On Basilisk Station by David Weber

A few days ago I thought I was going to start this review by saying that David Weber’s On Basilisk Station, the first novel in the Honor Harrington series, attempted to be feminist but almost missed the mark. After having finished it, I can say it really hits its stride in the latter half. Considering that the last few novels I’ve read have been Horus Heresy volumes, it was wonderfully refreshing just to read something that focused on a female lead character. And even more refreshing to note that Honor Harrington is not treated as an anomaly in her universe, but rather that Weber’s Navy seems to have a fairly even distribution of men and women among all ranks and positions. Women in this novel are portrayed as capable, intelligent tacticians, scheming politicians, corrupt billionaires – and each is just as sincerely written and believable as any male character in a similar position.

While the story itself is tight and relatively small in scope – small given that the main conflict involves a space station, wormhole travel and interplanetary espionage – the writing itself drags very occasionally. This is usually when Weber gets caught up in explaining the technological aspects of ships and weapons or the history and process of various political systems. It’s clear that the author genuinely enjoys his world-building, and it’s not that I don’t appreciate this – I can think of a lot more stories where a bit more world-building could have improved things. Weber’s bouts of exposition sometimes go on for four or five pages, eventually reading like someone rambling nervously at a bar, knowing their target is going to walk away as soon as they stop talking.
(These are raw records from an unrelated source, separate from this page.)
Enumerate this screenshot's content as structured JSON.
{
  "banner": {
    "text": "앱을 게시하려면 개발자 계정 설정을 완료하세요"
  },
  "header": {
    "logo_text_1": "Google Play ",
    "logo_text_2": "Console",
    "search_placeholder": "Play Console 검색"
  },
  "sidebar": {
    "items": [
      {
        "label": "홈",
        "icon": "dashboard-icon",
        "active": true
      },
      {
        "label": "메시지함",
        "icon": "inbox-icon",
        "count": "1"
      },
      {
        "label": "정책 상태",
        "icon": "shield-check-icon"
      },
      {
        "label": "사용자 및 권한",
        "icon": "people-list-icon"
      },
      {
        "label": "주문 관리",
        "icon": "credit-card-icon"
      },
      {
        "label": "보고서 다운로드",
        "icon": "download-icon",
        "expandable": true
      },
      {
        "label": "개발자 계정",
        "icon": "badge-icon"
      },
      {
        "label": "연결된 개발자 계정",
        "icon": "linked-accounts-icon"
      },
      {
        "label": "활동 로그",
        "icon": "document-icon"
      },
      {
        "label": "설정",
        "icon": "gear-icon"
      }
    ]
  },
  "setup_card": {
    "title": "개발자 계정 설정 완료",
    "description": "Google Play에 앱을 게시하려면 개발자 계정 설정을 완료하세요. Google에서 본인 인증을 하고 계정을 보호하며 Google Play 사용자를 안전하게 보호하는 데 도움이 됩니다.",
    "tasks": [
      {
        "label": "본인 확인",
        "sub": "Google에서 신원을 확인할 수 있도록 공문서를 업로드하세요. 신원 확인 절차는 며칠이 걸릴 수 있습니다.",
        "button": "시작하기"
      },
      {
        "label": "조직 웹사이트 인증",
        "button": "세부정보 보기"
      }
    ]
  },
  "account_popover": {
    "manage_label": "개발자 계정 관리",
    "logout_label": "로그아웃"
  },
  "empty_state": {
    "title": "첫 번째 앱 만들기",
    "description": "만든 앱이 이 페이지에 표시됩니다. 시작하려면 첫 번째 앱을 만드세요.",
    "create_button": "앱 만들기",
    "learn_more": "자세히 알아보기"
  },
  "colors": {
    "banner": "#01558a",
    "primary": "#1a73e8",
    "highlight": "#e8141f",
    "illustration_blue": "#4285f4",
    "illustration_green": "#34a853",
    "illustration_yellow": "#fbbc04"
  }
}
Those of you expecting a tale of swashbuckling high-space-seas adventure won’t be disappointed – though you should be warned that things take a turn for the #dark towards the end of the novel when the stakes get higher and the body count rises. I’ve never been particularly put off by blood and guts but the way the gore is treated here (serious, with odd dignity given the number of over-the-top violent deaths and their slightly-too-loving descriptions) might be a little incongruous for summer reading. Honestly though, my biggest complaint about this book pertains only to the specific edition that I bought, which features a conventionally beautiful, long-haired Honor Harrington on its cover despite numerous descriptions to the exact contrary within. I digress: the book was engaging almost all the way through, with likable characters and meaningful losses, and I will definitely buy the next installment of the series.